• [EXERCISE BRIEF] Reproduce each entry exactly as written.

• [PROVIDED RECORDS]
╭──

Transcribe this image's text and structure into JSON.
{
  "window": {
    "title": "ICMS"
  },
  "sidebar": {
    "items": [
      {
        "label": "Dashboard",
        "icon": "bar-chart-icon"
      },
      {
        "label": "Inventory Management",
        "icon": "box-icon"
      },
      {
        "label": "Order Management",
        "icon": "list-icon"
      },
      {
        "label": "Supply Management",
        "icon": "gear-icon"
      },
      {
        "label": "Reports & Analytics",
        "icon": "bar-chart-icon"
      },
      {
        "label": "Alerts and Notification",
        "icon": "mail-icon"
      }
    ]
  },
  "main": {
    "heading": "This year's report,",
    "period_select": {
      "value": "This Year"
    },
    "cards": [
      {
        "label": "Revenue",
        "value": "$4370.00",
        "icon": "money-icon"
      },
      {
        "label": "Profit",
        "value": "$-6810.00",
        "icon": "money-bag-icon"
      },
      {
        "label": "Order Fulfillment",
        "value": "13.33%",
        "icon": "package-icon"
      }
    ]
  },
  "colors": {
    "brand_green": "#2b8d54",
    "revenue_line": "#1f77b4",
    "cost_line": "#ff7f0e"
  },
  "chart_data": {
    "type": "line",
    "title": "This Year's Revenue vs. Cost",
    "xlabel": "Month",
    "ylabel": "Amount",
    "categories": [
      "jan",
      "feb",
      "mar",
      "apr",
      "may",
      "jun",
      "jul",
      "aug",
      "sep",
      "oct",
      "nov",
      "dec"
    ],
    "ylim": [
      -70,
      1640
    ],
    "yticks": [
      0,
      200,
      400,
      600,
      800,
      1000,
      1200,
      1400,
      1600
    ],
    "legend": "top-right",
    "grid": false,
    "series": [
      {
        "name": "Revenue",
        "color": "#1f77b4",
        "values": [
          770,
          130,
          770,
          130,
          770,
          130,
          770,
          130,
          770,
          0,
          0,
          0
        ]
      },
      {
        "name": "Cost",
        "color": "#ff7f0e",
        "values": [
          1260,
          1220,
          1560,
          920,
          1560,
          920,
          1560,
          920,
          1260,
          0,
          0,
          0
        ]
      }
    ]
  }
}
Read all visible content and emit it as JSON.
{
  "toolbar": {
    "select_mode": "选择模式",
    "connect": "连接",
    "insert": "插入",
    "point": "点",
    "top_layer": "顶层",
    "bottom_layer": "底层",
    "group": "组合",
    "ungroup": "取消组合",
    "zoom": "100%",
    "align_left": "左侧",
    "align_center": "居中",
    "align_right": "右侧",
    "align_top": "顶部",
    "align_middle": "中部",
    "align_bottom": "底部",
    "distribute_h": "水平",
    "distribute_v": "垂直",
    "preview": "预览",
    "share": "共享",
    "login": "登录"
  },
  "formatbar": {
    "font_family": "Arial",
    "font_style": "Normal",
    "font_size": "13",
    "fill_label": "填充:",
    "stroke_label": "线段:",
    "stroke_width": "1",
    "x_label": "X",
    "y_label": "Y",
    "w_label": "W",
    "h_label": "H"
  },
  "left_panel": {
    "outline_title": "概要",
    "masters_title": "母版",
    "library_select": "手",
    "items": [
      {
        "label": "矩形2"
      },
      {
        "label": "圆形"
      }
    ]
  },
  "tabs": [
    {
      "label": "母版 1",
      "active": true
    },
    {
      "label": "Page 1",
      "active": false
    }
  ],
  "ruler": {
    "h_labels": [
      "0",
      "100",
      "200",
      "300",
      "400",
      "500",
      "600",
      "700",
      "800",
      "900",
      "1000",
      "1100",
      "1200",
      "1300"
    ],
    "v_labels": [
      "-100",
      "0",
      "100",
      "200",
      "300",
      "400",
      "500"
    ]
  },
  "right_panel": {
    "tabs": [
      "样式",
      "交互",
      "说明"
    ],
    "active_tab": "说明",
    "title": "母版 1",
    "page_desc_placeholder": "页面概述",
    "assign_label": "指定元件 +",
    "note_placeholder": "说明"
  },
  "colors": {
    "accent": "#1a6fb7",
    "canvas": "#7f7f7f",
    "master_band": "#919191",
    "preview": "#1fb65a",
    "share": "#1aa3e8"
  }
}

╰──

• [SOLUTION TO THIS TASK]
Transcribe this image's text and structure into JSON.
{
  "window": {
    "title": "ICMS"
  },
  "sidebar": {
    "items": [
      {
        "label": "Dashboard",
        "icon": "bar-chart-icon"
      },
      {
        "label": "Inventory Management",
        "icon": "box-icon"
      },
      {
        "label": "Order Management",
        "icon": "list-icon"
      },
      {
        "label": "Supply Management",
        "icon": "gear-icon"
      },
      {
        "label": "Reports & Analytics",
        "icon": "bar-chart-icon"
      },
      {
        "label": "Alerts and Notification",
        "icon": "mail-icon"
      }
    ]
  },
  "main": {
    "heading": "This year's report,",
    "period_select": {
      "value": "This Year"
    },
    "cards": [
      {
        "label": "Revenue",
        "value": "$4370.00",
        "icon": "money-icon"
      },
      {
        "label": "Profit",
        "value": "$-6810.00",
        "icon": "money-bag-icon"
      },
      {
        "label": "Order Fulfillment",
        "value": "13.33%",
        "icon": "package-icon"
      }
    ]
  },
  "colors": {
    "brand_green": "#2b8d54",
    "revenue_line": "#1f77b4",
    "cost_line": "#ff7f0e"
  },
  "chart_data": {
    "type": "line",
    "title": "This Year's Revenue vs. Cost",
    "xlabel": "Month",
    "ylabel": "Amount",
    "categories": [
      "jan",
      "feb",
      "mar",
      "apr",
      "may",
      "jun",
      "jul",
      "aug",
      "sep",
      "oct",
      "nov",
      "dec"
    ],
    "ylim": [
      -70,
      1640
    ],
    "yticks": [
      0,
      200,
      400,
      600,
      800,
      1000,
      1200,
      1400,
      1600
    ],
    "legend": "top-right",
    "grid": false,
    "series": [
      {
        "name": "Revenue",
        "color": "#1f77b4",
        "values": [
          770,
          130,
          770,
          130,
          770,
          130,
          770,
          130,
          770,
          0,
          0,
          0
        ]
      },
      {
        "name": "Cost",
        "color": "#ff7f0e",
        "values": [
          1260,
          1220,
          1560,
          920,
          1560,
          920,
          1560,
          920,
          1260,
          0,
          0,
          0
        ]
      }
    ]
  }
}
Read all visible content and emit it as JSON.
{
  "toolbar": {
    "select_mode": "选择模式",
    "connect": "连接",
    "insert": "插入",
    "point": "点",
    "top_layer": "顶层",
    "bottom_layer": "底层",
    "group": "组合",
    "ungroup": "取消组合",
    "zoom": "100%",
    "align_left": "左侧",
    "align_center": "居中",
    "align_right": "右侧",
    "align_top": "顶部",
    "align_middle": "中部",
    "align_bottom": "底部",
    "distribute_h": "水平",
    "distribute_v": "垂直",
    "preview": "预览",
    "share": "共享",
    "login": "登录"
  },
  "formatbar": {
    "font_family": "Arial",
    "font_style": "Normal",
    "font_size": "13",
    "fill_label": "填充:",
    "stroke_label": "线段:",
    "stroke_width": "1",
    "x_label": "X",
    "y_label": "Y",
    "w_label": "W",
    "h_label": "H"
  },
  "left_panel": {
    "outline_title": "概要",
    "masters_title": "母版",
    "library_select": "手",
    "items": [
      {
        "label": "矩形2"
      },
      {
        "label": "圆形"
      }
    ]
  },
  "tabs": [
    {
      "label": "母版 1",
      "active": true
    },
    {
      "label": "Page 1",
      "active": false
    }
  ],
  "ruler": {
    "h_labels": [
      "0",
      "100",
      "200",
      "300",
      "400",
      "500",
      "600",
      "700",
      "800",
      "900",
      "1000",
      "1100",
      "1200",
      "1300"
    ],
    "v_labels": [
      "-100",
      "0",
      "100",
      "200",
      "300",
      "400",
      "500"
    ]
  },
  "right_panel": {
    "tabs": [
      "样式",
      "交互",
      "说明"
    ],
    "active_tab": "说明",
    "title": "母版 1",
    "page_desc_placeholder": "页面概述",
    "assign_label": "指定元件 +",
    "note_placeholder": "说明"
  },
  "colors": {
    "accent": "#1a6fb7",
    "canvas": "#7f7f7f",
    "master_band": "#919191",
    "preview": "#1fb65a",
    "share": "#1aa3e8"
  }
}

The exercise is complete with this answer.